The wood is flooded and full of birch and willow, most of it is not accessible.
There are hybrid willows known as Basford Willows here and at Will Pits.
There is a junction to a path that heads N into Pony Bridge Marsh called Bluethroat Tram. Here Bluethroats bred for the first time in England.
Bluethroat Tram looking W,this tram is flooded and very treacherous, do not attempt if not prepared to get wet!
From same tram looking E.
Returning to Pony Bridge Tram we continue straight ahead to the junction at its end with Swinefleet Warping Drain.
This left turn will take us N along Swinefleet Warping Drain to Will Pits Scrape.
From this track views of Crowle Moor can be had.

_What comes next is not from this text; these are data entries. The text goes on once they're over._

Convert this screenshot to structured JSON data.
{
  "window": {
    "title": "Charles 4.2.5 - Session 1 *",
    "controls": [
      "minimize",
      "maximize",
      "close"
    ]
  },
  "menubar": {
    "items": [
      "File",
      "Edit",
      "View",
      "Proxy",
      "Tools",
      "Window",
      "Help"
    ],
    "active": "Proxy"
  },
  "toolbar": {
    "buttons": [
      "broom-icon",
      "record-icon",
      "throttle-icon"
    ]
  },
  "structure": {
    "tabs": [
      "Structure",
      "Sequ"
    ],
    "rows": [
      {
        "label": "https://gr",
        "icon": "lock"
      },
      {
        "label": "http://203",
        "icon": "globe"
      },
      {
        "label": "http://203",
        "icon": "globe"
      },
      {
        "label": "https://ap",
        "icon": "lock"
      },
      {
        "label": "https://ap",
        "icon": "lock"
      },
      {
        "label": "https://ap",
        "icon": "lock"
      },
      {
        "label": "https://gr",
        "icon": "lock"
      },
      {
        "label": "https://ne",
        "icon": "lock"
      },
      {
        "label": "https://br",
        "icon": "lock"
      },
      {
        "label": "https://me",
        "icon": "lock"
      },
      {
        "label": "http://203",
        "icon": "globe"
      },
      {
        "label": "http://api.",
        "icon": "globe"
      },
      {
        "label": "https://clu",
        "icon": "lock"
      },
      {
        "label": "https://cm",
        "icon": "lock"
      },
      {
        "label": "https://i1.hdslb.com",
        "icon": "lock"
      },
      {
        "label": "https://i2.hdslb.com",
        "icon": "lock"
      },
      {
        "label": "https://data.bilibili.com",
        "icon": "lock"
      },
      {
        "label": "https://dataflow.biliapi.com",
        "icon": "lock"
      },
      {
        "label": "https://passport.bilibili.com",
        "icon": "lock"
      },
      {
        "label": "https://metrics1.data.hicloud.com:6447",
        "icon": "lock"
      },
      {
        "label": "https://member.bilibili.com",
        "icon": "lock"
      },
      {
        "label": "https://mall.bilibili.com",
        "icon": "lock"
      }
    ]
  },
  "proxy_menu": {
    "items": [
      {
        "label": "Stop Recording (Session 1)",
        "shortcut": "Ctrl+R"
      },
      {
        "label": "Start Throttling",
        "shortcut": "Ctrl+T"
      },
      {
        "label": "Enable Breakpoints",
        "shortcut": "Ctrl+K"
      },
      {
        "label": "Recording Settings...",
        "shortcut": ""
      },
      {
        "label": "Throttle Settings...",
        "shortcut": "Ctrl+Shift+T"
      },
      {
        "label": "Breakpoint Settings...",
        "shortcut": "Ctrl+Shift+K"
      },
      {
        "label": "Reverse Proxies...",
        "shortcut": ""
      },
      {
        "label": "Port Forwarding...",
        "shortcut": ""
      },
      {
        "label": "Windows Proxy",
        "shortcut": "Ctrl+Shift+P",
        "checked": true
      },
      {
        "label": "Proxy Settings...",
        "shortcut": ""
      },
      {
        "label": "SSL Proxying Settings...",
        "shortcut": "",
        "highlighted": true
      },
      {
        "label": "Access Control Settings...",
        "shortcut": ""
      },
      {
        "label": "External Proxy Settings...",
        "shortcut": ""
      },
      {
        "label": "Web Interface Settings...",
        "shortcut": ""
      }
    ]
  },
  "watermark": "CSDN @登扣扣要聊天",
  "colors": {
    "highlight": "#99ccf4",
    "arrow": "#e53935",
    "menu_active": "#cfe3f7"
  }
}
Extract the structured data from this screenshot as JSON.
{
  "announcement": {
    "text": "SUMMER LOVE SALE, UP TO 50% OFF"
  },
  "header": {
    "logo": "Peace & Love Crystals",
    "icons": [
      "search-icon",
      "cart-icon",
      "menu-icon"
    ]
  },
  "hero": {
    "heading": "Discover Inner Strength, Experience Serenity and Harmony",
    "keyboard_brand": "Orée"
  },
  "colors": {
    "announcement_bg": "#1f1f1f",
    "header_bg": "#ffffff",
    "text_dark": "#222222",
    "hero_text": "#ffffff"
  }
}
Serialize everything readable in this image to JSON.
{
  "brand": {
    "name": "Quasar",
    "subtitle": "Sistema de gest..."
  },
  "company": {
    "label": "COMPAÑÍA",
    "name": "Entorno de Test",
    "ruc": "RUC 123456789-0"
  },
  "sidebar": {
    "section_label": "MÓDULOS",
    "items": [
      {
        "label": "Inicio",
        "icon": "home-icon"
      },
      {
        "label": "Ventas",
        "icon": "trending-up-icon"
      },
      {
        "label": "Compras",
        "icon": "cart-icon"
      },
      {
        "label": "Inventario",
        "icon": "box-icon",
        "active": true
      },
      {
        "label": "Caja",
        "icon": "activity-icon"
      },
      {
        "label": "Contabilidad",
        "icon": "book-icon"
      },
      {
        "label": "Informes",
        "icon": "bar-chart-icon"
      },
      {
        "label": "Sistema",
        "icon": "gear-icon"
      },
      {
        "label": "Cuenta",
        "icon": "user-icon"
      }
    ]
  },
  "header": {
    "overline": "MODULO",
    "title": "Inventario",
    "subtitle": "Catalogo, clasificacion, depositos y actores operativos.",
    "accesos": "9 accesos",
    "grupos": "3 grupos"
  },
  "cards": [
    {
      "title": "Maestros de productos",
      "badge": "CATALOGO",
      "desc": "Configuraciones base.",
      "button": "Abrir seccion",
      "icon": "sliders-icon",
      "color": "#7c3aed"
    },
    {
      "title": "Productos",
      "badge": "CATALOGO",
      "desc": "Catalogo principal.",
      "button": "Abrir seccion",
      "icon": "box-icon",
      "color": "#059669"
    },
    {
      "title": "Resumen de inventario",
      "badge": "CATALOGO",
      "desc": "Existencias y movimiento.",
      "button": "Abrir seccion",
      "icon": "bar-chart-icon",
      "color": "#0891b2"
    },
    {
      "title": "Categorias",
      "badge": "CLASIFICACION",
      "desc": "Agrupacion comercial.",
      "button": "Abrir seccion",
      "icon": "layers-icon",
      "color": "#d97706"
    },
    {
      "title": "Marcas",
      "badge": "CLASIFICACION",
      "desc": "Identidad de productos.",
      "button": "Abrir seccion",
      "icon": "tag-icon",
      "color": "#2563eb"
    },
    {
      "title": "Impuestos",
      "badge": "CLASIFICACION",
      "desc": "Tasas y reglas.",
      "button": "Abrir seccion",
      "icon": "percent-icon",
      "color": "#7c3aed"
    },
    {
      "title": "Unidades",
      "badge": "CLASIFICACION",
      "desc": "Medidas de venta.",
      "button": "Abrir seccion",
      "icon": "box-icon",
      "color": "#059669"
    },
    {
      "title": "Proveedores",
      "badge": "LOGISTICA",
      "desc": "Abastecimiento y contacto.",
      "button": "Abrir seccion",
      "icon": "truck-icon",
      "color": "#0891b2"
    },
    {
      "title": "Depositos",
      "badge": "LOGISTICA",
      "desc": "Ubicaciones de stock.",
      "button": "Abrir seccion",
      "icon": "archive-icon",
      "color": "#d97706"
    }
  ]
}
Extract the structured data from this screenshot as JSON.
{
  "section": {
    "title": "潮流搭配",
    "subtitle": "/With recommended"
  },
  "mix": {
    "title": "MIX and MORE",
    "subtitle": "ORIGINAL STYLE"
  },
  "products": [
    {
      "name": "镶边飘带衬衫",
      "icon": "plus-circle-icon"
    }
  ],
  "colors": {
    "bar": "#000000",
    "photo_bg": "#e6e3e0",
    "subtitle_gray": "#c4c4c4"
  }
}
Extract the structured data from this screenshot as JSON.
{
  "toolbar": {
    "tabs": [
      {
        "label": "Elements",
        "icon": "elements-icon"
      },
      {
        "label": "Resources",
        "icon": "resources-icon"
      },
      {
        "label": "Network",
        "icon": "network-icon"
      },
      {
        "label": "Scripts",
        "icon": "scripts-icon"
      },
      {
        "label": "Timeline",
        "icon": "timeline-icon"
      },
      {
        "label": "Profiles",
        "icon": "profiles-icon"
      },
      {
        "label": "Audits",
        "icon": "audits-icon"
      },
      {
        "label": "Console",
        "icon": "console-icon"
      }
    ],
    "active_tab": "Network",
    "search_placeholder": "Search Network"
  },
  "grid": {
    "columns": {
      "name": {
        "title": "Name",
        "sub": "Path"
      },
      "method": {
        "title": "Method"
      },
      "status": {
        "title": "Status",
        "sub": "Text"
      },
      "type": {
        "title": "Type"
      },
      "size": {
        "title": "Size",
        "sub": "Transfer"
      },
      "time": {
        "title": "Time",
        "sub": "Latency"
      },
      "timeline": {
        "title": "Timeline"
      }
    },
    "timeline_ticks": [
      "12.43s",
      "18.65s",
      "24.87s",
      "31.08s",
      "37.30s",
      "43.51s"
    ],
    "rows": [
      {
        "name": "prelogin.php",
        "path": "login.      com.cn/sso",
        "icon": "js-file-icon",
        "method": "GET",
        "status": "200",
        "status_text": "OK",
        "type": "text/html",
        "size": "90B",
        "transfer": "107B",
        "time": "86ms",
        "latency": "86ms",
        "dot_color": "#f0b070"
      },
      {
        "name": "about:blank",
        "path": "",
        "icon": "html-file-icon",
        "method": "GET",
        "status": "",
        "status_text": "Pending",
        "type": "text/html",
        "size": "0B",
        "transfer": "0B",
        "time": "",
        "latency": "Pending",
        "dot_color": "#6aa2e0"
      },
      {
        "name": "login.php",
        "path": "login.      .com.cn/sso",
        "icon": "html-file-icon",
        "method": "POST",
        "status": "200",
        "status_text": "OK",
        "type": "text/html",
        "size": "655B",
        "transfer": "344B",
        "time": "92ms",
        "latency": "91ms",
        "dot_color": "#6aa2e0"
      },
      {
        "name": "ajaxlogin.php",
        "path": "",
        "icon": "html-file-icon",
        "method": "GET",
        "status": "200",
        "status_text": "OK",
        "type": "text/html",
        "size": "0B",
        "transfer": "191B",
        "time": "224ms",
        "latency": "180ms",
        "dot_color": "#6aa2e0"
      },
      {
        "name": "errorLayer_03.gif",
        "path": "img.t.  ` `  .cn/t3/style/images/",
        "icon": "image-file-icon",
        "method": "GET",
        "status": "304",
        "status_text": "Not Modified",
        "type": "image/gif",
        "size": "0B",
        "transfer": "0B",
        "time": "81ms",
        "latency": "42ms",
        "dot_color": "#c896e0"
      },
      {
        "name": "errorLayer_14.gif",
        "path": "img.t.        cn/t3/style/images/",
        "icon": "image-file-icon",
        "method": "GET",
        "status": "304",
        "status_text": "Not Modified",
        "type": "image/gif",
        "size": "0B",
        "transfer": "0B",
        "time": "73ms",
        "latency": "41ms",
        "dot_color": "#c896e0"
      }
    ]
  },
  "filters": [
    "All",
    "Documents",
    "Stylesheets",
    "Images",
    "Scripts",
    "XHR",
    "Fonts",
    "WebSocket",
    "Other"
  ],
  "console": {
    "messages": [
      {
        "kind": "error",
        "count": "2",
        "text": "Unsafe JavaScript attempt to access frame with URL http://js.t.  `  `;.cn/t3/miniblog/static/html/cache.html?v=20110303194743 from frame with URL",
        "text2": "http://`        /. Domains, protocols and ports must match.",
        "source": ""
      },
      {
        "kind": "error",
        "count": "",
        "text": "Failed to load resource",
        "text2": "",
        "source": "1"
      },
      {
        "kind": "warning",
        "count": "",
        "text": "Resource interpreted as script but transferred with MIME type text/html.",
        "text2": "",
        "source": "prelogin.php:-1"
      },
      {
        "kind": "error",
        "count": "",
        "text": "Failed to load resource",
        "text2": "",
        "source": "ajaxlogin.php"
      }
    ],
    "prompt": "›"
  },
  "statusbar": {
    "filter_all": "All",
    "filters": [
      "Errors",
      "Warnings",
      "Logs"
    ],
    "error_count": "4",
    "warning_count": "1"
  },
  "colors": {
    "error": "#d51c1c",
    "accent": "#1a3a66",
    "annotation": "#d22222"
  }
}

When you reach the bailey bridge that leads onto Crowle Moor, Natural England's shed is visible further along Swinefleet Warping Drain path.
The bailey bridge and S end of Crowle Moor.
As we walk towards the NE shed along Swinefleet Warping Drain (still) we start to pass a large expaanse of open water called Will Pits Scrape.
This scrape used to be cover with part of Will Pits wood but was destroyed by peat extraction, this area of the wood used to be good for Nightingales.
Will Pits Scrape has many ducks (Mallard, Teal aand Tufted) and Greylag and sometimes Canada Geese. It is the best place on the Moors for Goosander and Ruddy Duck.
Just before NE shed is a path back W called Mervyn's Tram, which takes you along the side of Will Pits Scrape to Middle Moor Tram.
We continue along Swinefleet Warping Drain past NE shed onto the limestone road of Will Pits.
Between the Scrape and the wood is an open area of moor and marsh, favoured by Black-headed Gulls, Marsh Harriers and Hobby. This area can be viewed by taking a narrow track from the limestone road along the side of the wood and around its edge. You will end up back on the limestone road at the other side of its T junction.
In this final picture of the same area Will Pits wood is visible on the right. See the next Photo Tour (3) to see you options from here.